Savarese started his postgame media conference by speaking for nearly two minutes about what he called a "racist situation, a racial discriminatory word" said to Chara in the second half at Portland's Providence Park.

Savarese called the alleged incident "not acceptable" and said he was "very and extremely disappointed that still at this time we have to deal with situations that should not be happening in any sport or anywhere."

He did not name the Loons player nor specify the word or phrase used.

In a Sunday statement, Major League Soccer said it had already started an investigation.
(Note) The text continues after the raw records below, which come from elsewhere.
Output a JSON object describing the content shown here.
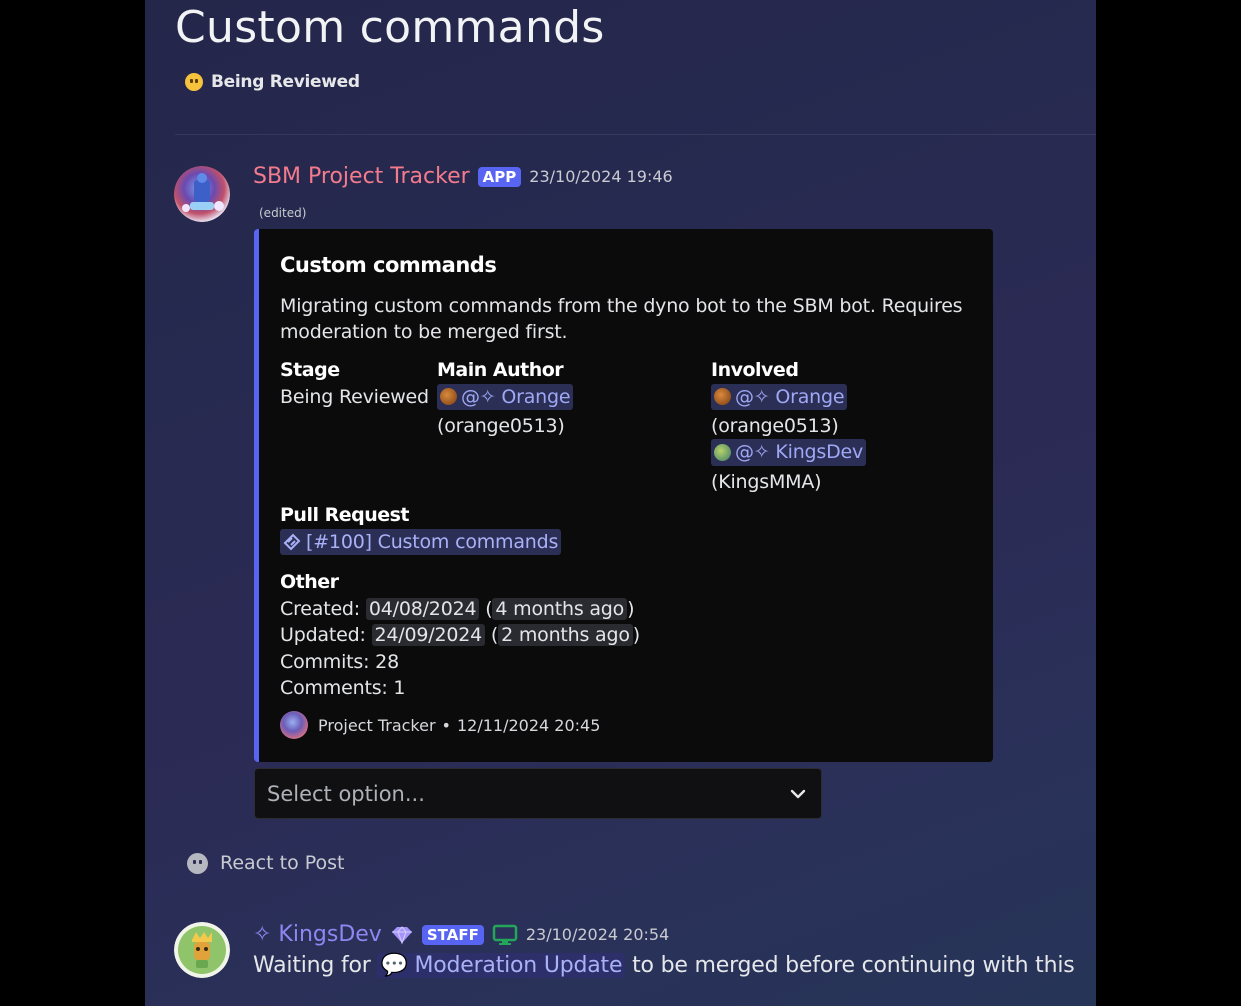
{
  "post": {
    "title": "Custom commands",
    "tag_label": "Being Reviewed"
  },
  "message1": {
    "author": "SBM Project Tracker",
    "badge": "APP",
    "timestamp": "23/10/2024 19:46",
    "edited": "(edited)",
    "embed": {
      "title": "Custom commands",
      "description": "Migrating custom commands from the dyno bot to the SBM bot. Requires moderation to be merged first.",
      "stage": {
        "name": "Stage",
        "value": "Being Reviewed"
      },
      "main_author": {
        "name": "Main Author",
        "mention": "@✧ Orange",
        "handle": "(orange0513)"
      },
      "involved": {
        "name": "Involved",
        "people": [
          {
            "mention": "@✧ Orange",
            "handle": "(orange0513)"
          },
          {
            "mention": "@✧ KingsDev",
            "handle": "(KingsMMA)"
          }
        ]
      },
      "pull_request": {
        "name": "Pull Request",
        "link": "[#100] Custom commands"
      },
      "other": {
        "name": "Other",
        "created_label": "Created:",
        "created_date": "04/08/2024",
        "created_ago": "4 months ago",
        "updated_label": "Updated:",
        "updated_date": "24/09/2024",
        "updated_ago": "2 months ago",
        "commits": "Commits: 28",
        "comments": "Comments: 1"
      },
      "footer": {
        "text": "Project Tracker",
        "separator": "•",
        "time": "12/11/2024 20:45"
      }
    },
    "select_placeholder": "Select option..."
  },
  "react_label": "React to Post",
  "message2": {
    "author": "✧ KingsDev",
    "badge": "STAFF",
    "timestamp": "23/10/2024 20:54",
    "text_before": "Waiting for",
    "channel_mention": "Moderation Update",
    "text_after": "to be merged before continuing with this"
  },
  "colors": {
    "accent": "#5865f2",
    "bot_name": "#f47b8d",
    "user_name": "#8f86f2",
    "embed_bg": "#0b0b0c",
    "mention_bg": "#2c2f55"
  },
  "icons": [
    "sbm-avatar",
    "kingsdev-avatar",
    "reviewing-emoji",
    "github-pr-icon",
    "chevron-down-icon",
    "smiley-icon",
    "nitro-gem-icon",
    "desktop-icon",
    "thread-bubble-icon"
  ]
}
It said further information will be provided when the investigation is complete.

"MLS has zero tolerance for abusive and offensive language, and we take these allegations very seriously," the statement said.
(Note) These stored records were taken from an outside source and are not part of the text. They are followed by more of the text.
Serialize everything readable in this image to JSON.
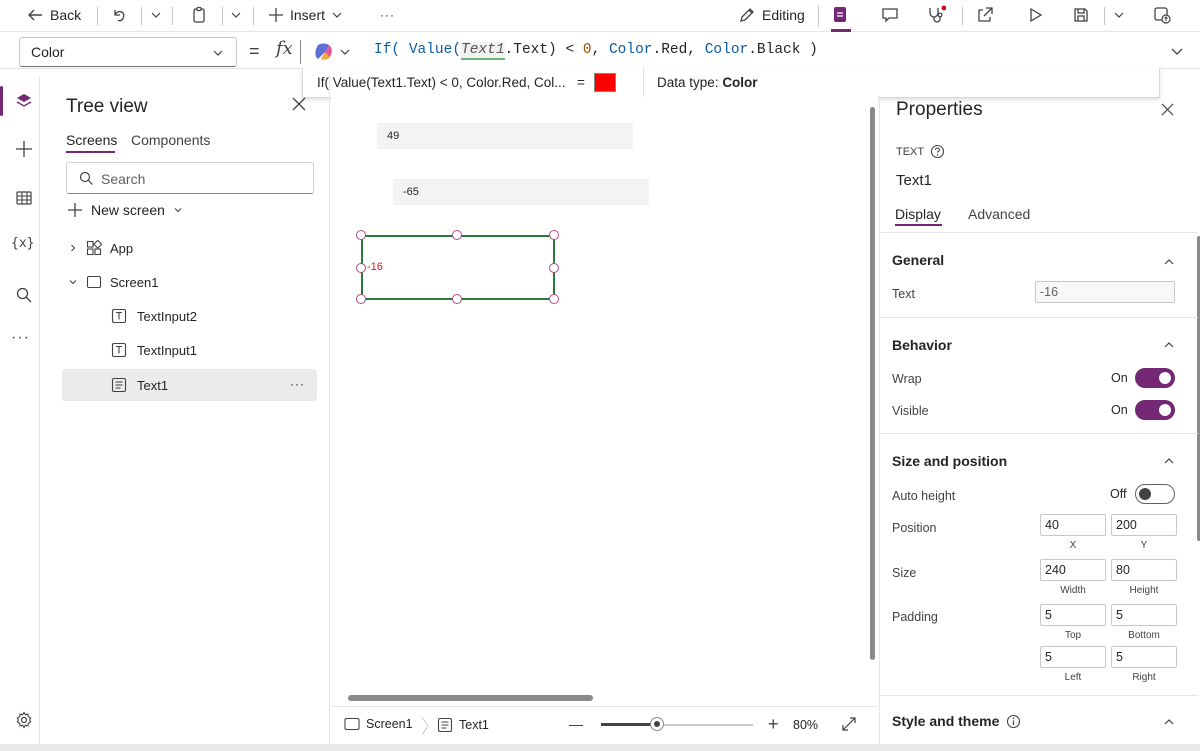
{
  "toolbar": {
    "back_label": "Back",
    "insert_label": "Insert",
    "more_label": "···",
    "editing_label": "Editing"
  },
  "formula_bar": {
    "property": "Color",
    "equals": "=",
    "fx": "fx",
    "formula": {
      "p1": "If( ",
      "f1": "Value",
      "p2": "(",
      "token": "Text1",
      "p3": ".Text) < ",
      "num": "0",
      "p4": ", ",
      "c1": "Color",
      "p5": ".Red, ",
      "c2": "Color",
      "p6": ".Black )"
    },
    "hint_expr": "If( Value(Text1.Text) < 0, Color.Red, Col...",
    "hint_eq": "=",
    "hint_color": "#ff0000",
    "data_type_label": "Data type:",
    "data_type_value": "Color"
  },
  "tree_view": {
    "title": "Tree view",
    "tabs": [
      "Screens",
      "Components"
    ],
    "search_placeholder": "Search",
    "new_screen_label": "New screen",
    "nodes": [
      {
        "label": "App"
      },
      {
        "label": "Screen1"
      },
      {
        "label": "TextInput2"
      },
      {
        "label": "TextInput1"
      },
      {
        "label": "Text1"
      }
    ],
    "more": "···"
  },
  "canvas": {
    "input2_value": "49",
    "input1_value": "-65",
    "text1_value": "-16",
    "text1_color": "#e81123",
    "selection_color": "#2b7a3b"
  },
  "status_bar": {
    "screen_label": "Screen1",
    "control_label": "Text1",
    "zoom_plus": "+",
    "zoom_value": "80%"
  },
  "properties": {
    "title": "Properties",
    "control_type": "TEXT",
    "control_name": "Text1",
    "tabs": [
      "Display",
      "Advanced"
    ],
    "general_title": "General",
    "text_label": "Text",
    "text_value": "-16",
    "behavior_title": "Behavior",
    "wrap_label": "Wrap",
    "wrap_state": "On",
    "visible_label": "Visible",
    "visible_state": "On",
    "size_title": "Size and position",
    "autoheight_label": "Auto height",
    "autoheight_state": "Off",
    "position_label": "Position",
    "pos_x": "40",
    "pos_y": "200",
    "x_cap": "X",
    "y_cap": "Y",
    "size_label": "Size",
    "width": "240",
    "height": "80",
    "width_cap": "Width",
    "height_cap": "Height",
    "padding_label": "Padding",
    "pad_top": "5",
    "pad_bottom": "5",
    "pad_left": "5",
    "pad_right": "5",
    "top_cap": "Top",
    "bottom_cap": "Bottom",
    "left_cap": "Left",
    "right_cap": "Right",
    "style_title": "Style and theme"
  },
  "colors": {
    "accent": "#742774",
    "tab_underline": "#742774"
  }
}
Minnesota United released its own statement, saying it has been investigating the matter and that the unidentified player involved denied making "any derogatory remarks." A team spokesman said the player told coach Adrian Heath and several teammates he did not say such things and those teammates told Heath and others they didn't hear him say such things.

"MNUFC is built on inclusivity and respect and does not tolerate discrimination under any circumstances," the statement said.

Savarese criticized referee Rosendo Mendoza for his handling of the situation, which created a three-minute debate delay starting in the game's 63rd minute.

The delay came after Chara, a Colombian, collided with and kicked toward Loons Argentinian midfielder Franco Fragapane from behind, knocking Fragapane to the turf while he tried to control the ball with his chest.

Mendoza conferred with other game officials and then separately with Chara, Timbers captain Diego Valeri and the Loons' Wil Trapp and captain Michael Boxall.

"The referee should have handled this situation in a much better way," Savarese said.

The Professional Referee Organization said the referee "acted appropriately" in accordance with diversity and anti-discrimination training protocols. It said in its own statement the referee was unable to discipline anyone because he and other game officials did not witness or hear the alleged comment.

Slurs, between players and from fans directed at players, have led to recent changes in soccer overseas. In Spain's La Liga, Valencia players left the field during a game in April after alleging a Cadiz player used a racial slur. Game officials there were given new instructions about how to handle such situations.

The English Premier League has asked game officials to stop games when fans continue to direct racial abuse after they have been warned to stop. Referees stopped a game between the United States national men's team and Mexico in June because fans persistently chanted a homophobic slur.

Savarese wanted game officials to take action Saturday.

"We all are in support of Diego Chara about what happened to him today," Savarese said. "The discriminatory word that was said to him should not have a place anywhere at this time, and I'm extremely disappointed that it was not taken as serious as it should have been."

Fragapane assisted on the game's only goal, in the second minute of a 1-0 Minnesota United victory.

The Star Tribune did not travel for this game. This article was written using the television broadcast and video interviews before and/or after the game.